Hurricane Harvey pounded southeast Texas hard. The storm inundated the City of Houston with almost 52 inches of rain, killing at least 70 people and displacing more than a million. According to the weather forecast firm Accuweather, Harvey could be the most expensive natural disaster in U.S. history with a price tag of US$190 billion, more than Hurricane Katrina and Superstorm Sandy combined.
The Trump Administration, the State of Texas, and the Houston City government have won praise for their handling of the disaster. In comparison to Hurricane Katrina in which 1,500 people lost their lives, the Federal Emergency Management Agency (FEMA) appears to have allocated resources more effectively and coordinated with local authorities in a more seamless fashion, which likely helped lower the death toll.
However, the average Americans’ kindness, courage, and love for their fellow human beings probably saved more lives than the helping hands from the government. The first Sunday morning after Harvey made landfall, 911 emergency services in the City of Houston were overwhelmed. A volunteer brigade spontaneously mobilized on various social media platforms and apps, collectively amplifying the pleas from people who needed emergency aid.
In the meantime, volunteers used jet skis, paddle boards, kayaks, pontoons, and boats of all shapes and sizes to search for and rescue people and animals in Houston’s flooded streets. We probably will never know how many lives were saved by the volunteers. According to houstonharveyrescue.com, more than 7,800 people received help based on tips posted on the website. And this is only one of the volunteer-run websites during the devastating flood.
Hating the Harvey Victims
It is often said disasters bring people together. Yet there were people and organizations who defied this generalization. They were spewing hate against the victims of Harvey, apparently because Texas voted for Trump in 2016 presidential election.
Ken Storey was a visiting professor of sociology at the University of Tampa. In a twitter exchange on Aug. 27, he said Hurricane Harvey felt like “karma” for Texans. He added he was only “blaming those who support the GOP” in Texas.
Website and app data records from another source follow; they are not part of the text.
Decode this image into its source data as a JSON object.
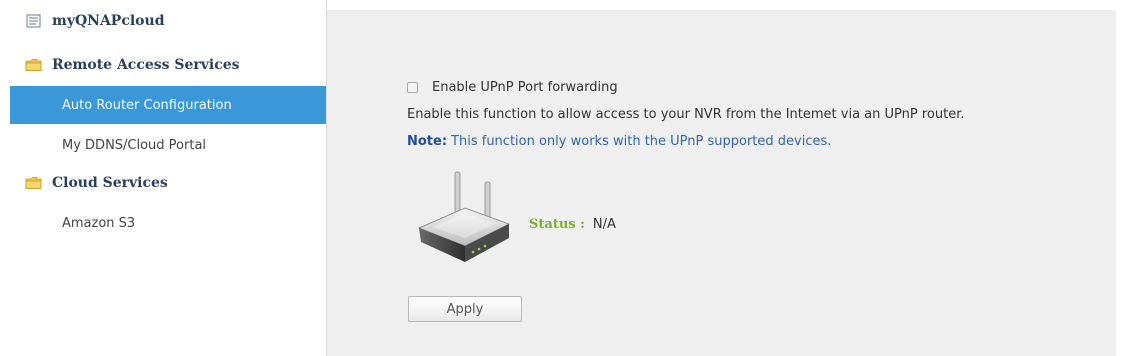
{
  "sidebar": {
    "items": [
      {
        "label": "myQNAPcloud",
        "type": "group",
        "icon": "page-icon"
      },
      {
        "label": "Remote Access Services",
        "type": "group",
        "icon": "folder-icon"
      },
      {
        "label": "Auto Router Configuration",
        "type": "child",
        "selected": true
      },
      {
        "label": "My DDNS/Cloud Portal",
        "type": "child"
      },
      {
        "label": "Cloud Services",
        "type": "group",
        "icon": "folder-icon"
      },
      {
        "label": "Amazon S3",
        "type": "child"
      }
    ]
  },
  "main": {
    "upnp_checkbox_label": "Enable UPnP Port forwarding",
    "upnp_checked": false,
    "description": "Enable this function to allow access to your NVR from the Intemet via an UPnP router.",
    "note_label": "Note:",
    "note_text": "This function only works with the UPnP supported devices.",
    "status_label": "Status :",
    "status_value": "N/A",
    "apply_label": "Apply",
    "router_icon": "wireless-router-icon"
  },
  "colors": {
    "selected_bg": "#3a98d8",
    "status_label": "#7fae2c",
    "note": "#2f67b3",
    "panel_bg": "#efefef"
  }
}
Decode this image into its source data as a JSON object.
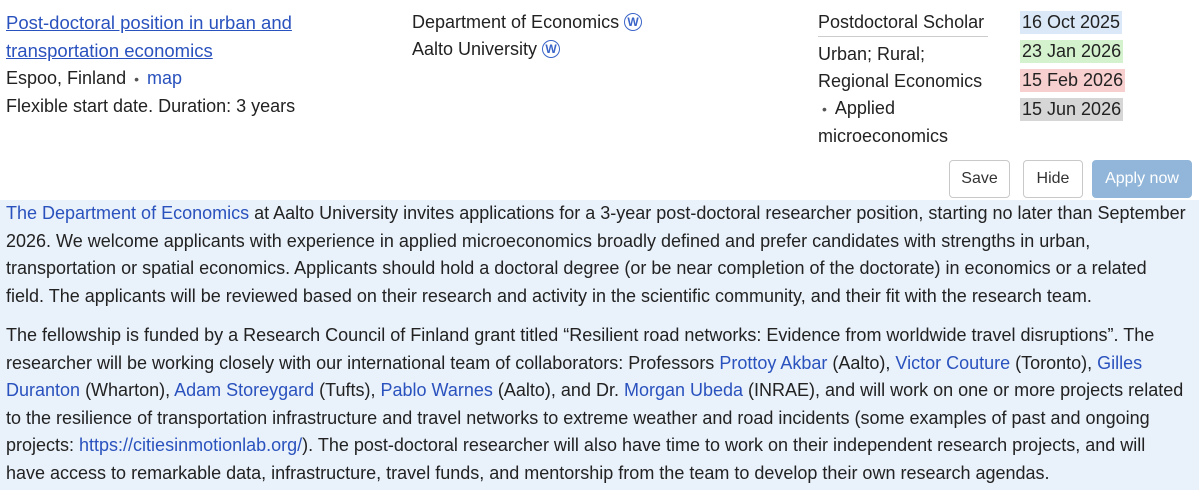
{
  "job": {
    "title": "Post-doctoral position in urban and transportation economics",
    "location": "Espoo, Finland",
    "map_link": "map",
    "start_info": "Flexible start date. Duration: 3 years"
  },
  "org": {
    "department": "Department of Economics",
    "university": "Aalto University",
    "wiki_badge": "W"
  },
  "position": {
    "type": "Postdoctoral Scholar",
    "fields_line1": "Urban; Rural;",
    "fields_line2": "Regional Economics",
    "fields_line3": "Applied",
    "fields_line4": "microeconomics"
  },
  "dates": {
    "posted": "16 Oct 2025",
    "d2": "23 Jan 2026",
    "d3": "15 Feb 2026",
    "d4": "15 Jun 2026"
  },
  "actions": {
    "save": "Save",
    "hide": "Hide",
    "apply": "Apply now"
  },
  "description": {
    "p1_link": "The Department of Economics",
    "p1_text": " at Aalto University invites applications for a 3-year post-doctoral researcher position, starting no later than September 2026. We welcome applicants with experience in applied microeconomics broadly defined and prefer candidates with strengths in urban, transportation or spatial economics. Applicants should hold a doctoral degree (or be near completion of the doctorate) in economics or a related field. The applicants will be reviewed based on their research and activity in the scientific community, and their fit with the research team.",
    "p2_a": "The fellowship is funded by a Research Council of Finland grant titled “Resilient road networks: Evidence from worldwide travel disruptions”. The researcher will be working closely with our international team of collaborators: Professors ",
    "name1": "Prottoy Akbar",
    "t1": " (Aalto), ",
    "name2": "Victor Couture",
    "t2": " (Toronto), ",
    "name3": "Gilles Duranton",
    "t3": " (Wharton), ",
    "name4": "Adam Storeygard",
    "t4": " (Tufts), ",
    "name5": "Pablo Warnes",
    "t5": " (Aalto), and Dr. ",
    "name6": "Morgan Ubeda",
    "t6": " (INRAE), and will work on one or more projects related to the resilience of transportation infrastructure and travel networks to extreme weather and road incidents (some examples of past and ongoing projects: ",
    "url": "https://citiesinmotionlab.org/",
    "t7": "). The post-doctoral researcher will also have time to work on their independent research projects, and will have access to remarkable data, infrastructure, travel funds, and mentorship from the team to develop their own research agendas."
  }
}
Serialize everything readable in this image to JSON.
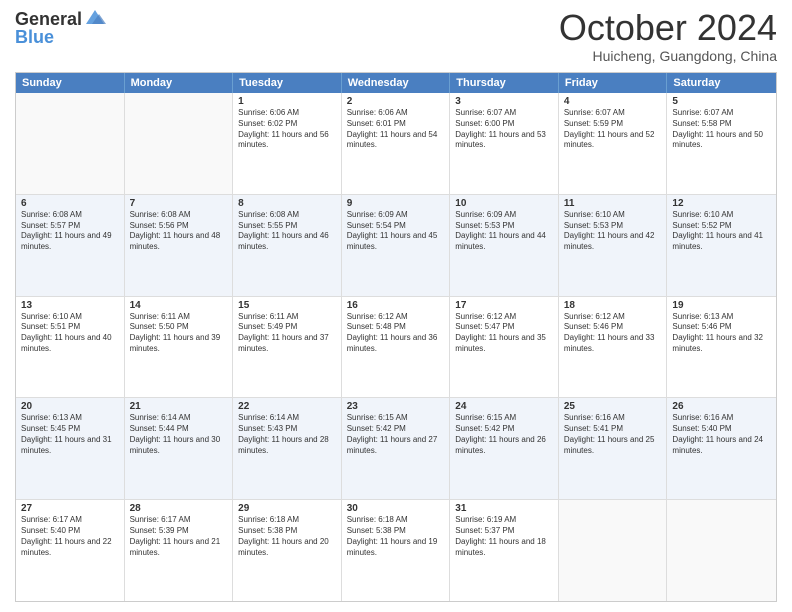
{
  "header": {
    "logo_general": "General",
    "logo_blue": "Blue",
    "month": "October 2024",
    "location": "Huicheng, Guangdong, China"
  },
  "days_of_week": [
    "Sunday",
    "Monday",
    "Tuesday",
    "Wednesday",
    "Thursday",
    "Friday",
    "Saturday"
  ],
  "rows": [
    [
      {
        "day": "",
        "empty": true
      },
      {
        "day": "",
        "empty": true
      },
      {
        "day": "1",
        "sunrise": "6:06 AM",
        "sunset": "6:02 PM",
        "daylight": "11 hours and 56 minutes."
      },
      {
        "day": "2",
        "sunrise": "6:06 AM",
        "sunset": "6:01 PM",
        "daylight": "11 hours and 54 minutes."
      },
      {
        "day": "3",
        "sunrise": "6:07 AM",
        "sunset": "6:00 PM",
        "daylight": "11 hours and 53 minutes."
      },
      {
        "day": "4",
        "sunrise": "6:07 AM",
        "sunset": "5:59 PM",
        "daylight": "11 hours and 52 minutes."
      },
      {
        "day": "5",
        "sunrise": "6:07 AM",
        "sunset": "5:58 PM",
        "daylight": "11 hours and 50 minutes."
      }
    ],
    [
      {
        "day": "6",
        "sunrise": "6:08 AM",
        "sunset": "5:57 PM",
        "daylight": "11 hours and 49 minutes."
      },
      {
        "day": "7",
        "sunrise": "6:08 AM",
        "sunset": "5:56 PM",
        "daylight": "11 hours and 48 minutes."
      },
      {
        "day": "8",
        "sunrise": "6:08 AM",
        "sunset": "5:55 PM",
        "daylight": "11 hours and 46 minutes."
      },
      {
        "day": "9",
        "sunrise": "6:09 AM",
        "sunset": "5:54 PM",
        "daylight": "11 hours and 45 minutes."
      },
      {
        "day": "10",
        "sunrise": "6:09 AM",
        "sunset": "5:53 PM",
        "daylight": "11 hours and 44 minutes."
      },
      {
        "day": "11",
        "sunrise": "6:10 AM",
        "sunset": "5:53 PM",
        "daylight": "11 hours and 42 minutes."
      },
      {
        "day": "12",
        "sunrise": "6:10 AM",
        "sunset": "5:52 PM",
        "daylight": "11 hours and 41 minutes."
      }
    ],
    [
      {
        "day": "13",
        "sunrise": "6:10 AM",
        "sunset": "5:51 PM",
        "daylight": "11 hours and 40 minutes."
      },
      {
        "day": "14",
        "sunrise": "6:11 AM",
        "sunset": "5:50 PM",
        "daylight": "11 hours and 39 minutes."
      },
      {
        "day": "15",
        "sunrise": "6:11 AM",
        "sunset": "5:49 PM",
        "daylight": "11 hours and 37 minutes."
      },
      {
        "day": "16",
        "sunrise": "6:12 AM",
        "sunset": "5:48 PM",
        "daylight": "11 hours and 36 minutes."
      },
      {
        "day": "17",
        "sunrise": "6:12 AM",
        "sunset": "5:47 PM",
        "daylight": "11 hours and 35 minutes."
      },
      {
        "day": "18",
        "sunrise": "6:12 AM",
        "sunset": "5:46 PM",
        "daylight": "11 hours and 33 minutes."
      },
      {
        "day": "19",
        "sunrise": "6:13 AM",
        "sunset": "5:46 PM",
        "daylight": "11 hours and 32 minutes."
      }
    ],
    [
      {
        "day": "20",
        "sunrise": "6:13 AM",
        "sunset": "5:45 PM",
        "daylight": "11 hours and 31 minutes."
      },
      {
        "day": "21",
        "sunrise": "6:14 AM",
        "sunset": "5:44 PM",
        "daylight": "11 hours and 30 minutes."
      },
      {
        "day": "22",
        "sunrise": "6:14 AM",
        "sunset": "5:43 PM",
        "daylight": "11 hours and 28 minutes."
      },
      {
        "day": "23",
        "sunrise": "6:15 AM",
        "sunset": "5:42 PM",
        "daylight": "11 hours and 27 minutes."
      },
      {
        "day": "24",
        "sunrise": "6:15 AM",
        "sunset": "5:42 PM",
        "daylight": "11 hours and 26 minutes."
      },
      {
        "day": "25",
        "sunrise": "6:16 AM",
        "sunset": "5:41 PM",
        "daylight": "11 hours and 25 minutes."
      },
      {
        "day": "26",
        "sunrise": "6:16 AM",
        "sunset": "5:40 PM",
        "daylight": "11 hours and 24 minutes."
      }
    ],
    [
      {
        "day": "27",
        "sunrise": "6:17 AM",
        "sunset": "5:40 PM",
        "daylight": "11 hours and 22 minutes."
      },
      {
        "day": "28",
        "sunrise": "6:17 AM",
        "sunset": "5:39 PM",
        "daylight": "11 hours and 21 minutes."
      },
      {
        "day": "29",
        "sunrise": "6:18 AM",
        "sunset": "5:38 PM",
        "daylight": "11 hours and 20 minutes."
      },
      {
        "day": "30",
        "sunrise": "6:18 AM",
        "sunset": "5:38 PM",
        "daylight": "11 hours and 19 minutes."
      },
      {
        "day": "31",
        "sunrise": "6:19 AM",
        "sunset": "5:37 PM",
        "daylight": "11 hours and 18 minutes."
      },
      {
        "day": "",
        "empty": true
      },
      {
        "day": "",
        "empty": true
      }
    ]
  ]
}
When asked if voters in other states that Trump won deserved the same fate, Storey answered affirmatively, “those who voted for him here deserve it as well.” Storey was “relieved of his duties” by the university on Aug. 29.
Unfortunately, Ken Storey was not alone. An organization called Charitable Humans also wished Trump voters harm. Also on Aug. 29, the official twitter account of Charitable Humans tweeted: “I just can’t bring myself to even consider providing aid to any red state, let them clean up their own mess.”
In a series of follow-up tweets, the twitter account derided red states, GOP, and God, saying “it’s not wise to be generous to sociopaths that will never return it in kind.” After drawing media attention, the non-profit closed all its social media accounts and issued a half-defense-half-apology. Not a word was said about whether the responsible party behind those not-so-charitable tweets was disciplined.
Then there is Politico. The liberal political news site tweeted a cartoon on Aug. 30. In the cartoon, a stereotypical Texan wearing a cowboy hat, boots, and Confederate flag shirt is rescued from the roof of a mostly submerged house. He praised the rescuers as angels sent by God, only to be corrected, “actually Coast Guard, sent by the Government.”
The cartoon appeared when the flood water was still rising and people’s lives were at stake, and Politico’s first impulse appears to have been to denigrate the faith of Harvey’s victims, deify government intervention, and completely discount the life-saving efforts and self-reliance of private citizens. Facing an uproar on social media, Politico deleted the tweet without an explanation or apology. Imagine what would happen if Fox News posted a political carton ridiculing the victims of Sandy.
Last year following the Gatlinburg wildfires, there were also people from the left overflowing with schadenfreude. One tweeted the fires were “karma” for the “racist” Trump supporters. Some suggested the wildfires were God’s work, punishing those who voted for Trump. And some laughed at homes burning down.
Who are the Trump voters? They are our friends and family members. They are our neighbors. They are our coworkers. They are all of us. Our ideologies are not our identity. We should reject political tribalism, so that we can see the beautiful things in our lives beyond politics.
We should display basic human decency toward our fellow citizens: respect others; extend a helping hand when seeing others suffering, do unto others as you would have them do unto you. This should be our bottom line. Harvey is a horrendous cataclysm. I’m hoping some good comes out of it: that we rise above our divisions and come together as one people.